UK economic downturn eases but manufacturing output falls
The downturn in UK economic activity eased in December, but output in the manufacturing sector fell to a four-month low, according to a survey released on Friday.
The S&P Global/CIPS flash composite purchasing managers' index, which measures activity in both the services and manufacturing sectors, rose to a three-month high of 49.0 from 48.2 in November. This was ahead of expectations for a reading of 48.0.
A reading above 50 indicates expansion, while a reading below signals contraction.
The services sector was behind most of the improvement, with the flash PMI business activity index rising to 50.0 this month from 48.8 in November, hitting a three-month high.
However, the manufacturing output index fell to 43.9 in December from 44.7 a month earlier. The flash UK manufacturing PMI fell to 44.7 from 46.5.
The survey also showed that companies took a more cautious stance when it came to staffing levels, with overall employment falling for the first time since early 2021.
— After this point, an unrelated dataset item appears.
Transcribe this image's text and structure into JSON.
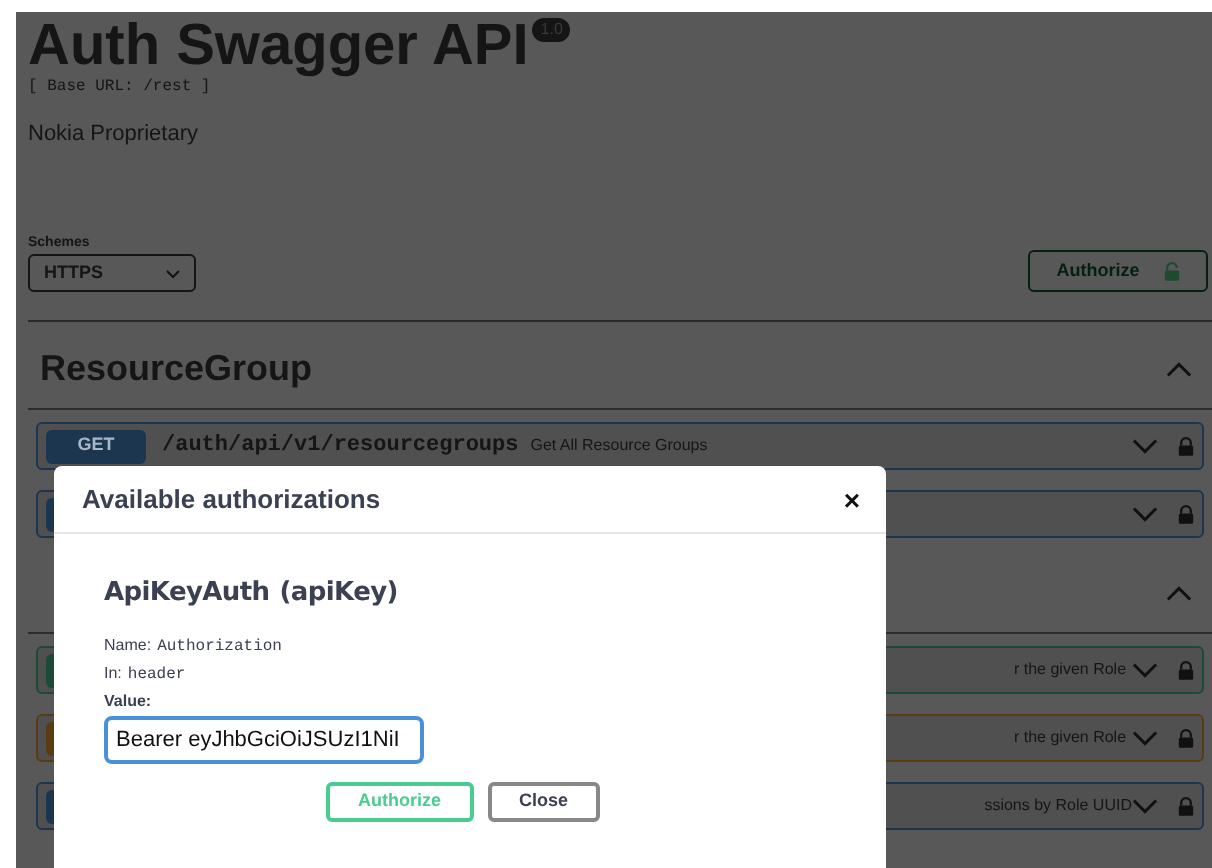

Chris Williamson, chief business economist at S&P Global Market Intelligence, said: "The December data add to the likelihood that the UK is in recession, with the PMI indicating a 0.3% GDP contraction in the fourth quarter after the 0.2% decline seen in the three months to September.
"For now, the downturn looks to be relatively mild, and the easing in the rate of decline in December is encouraging news, as is the further marked cooling of inflationary pressures. However, the fact that the downturn has moderated compared to the turmoil created in the immediate aftermath of the botched ‘mini budget’, most notably in financial services, is no real cause for cheer. It is especially worrying to see business confidence and order book indicators remain so low by historical standards, with both of these key gauges signalling heightened degrees of economic stress.
"Hence it’s no surprise to see that businesses are battening down the hatches, most notably by reducing headcounts, in a sign that the downturn not only has further to run but could yet accelerate again, especially given December’s further hike to interest rates."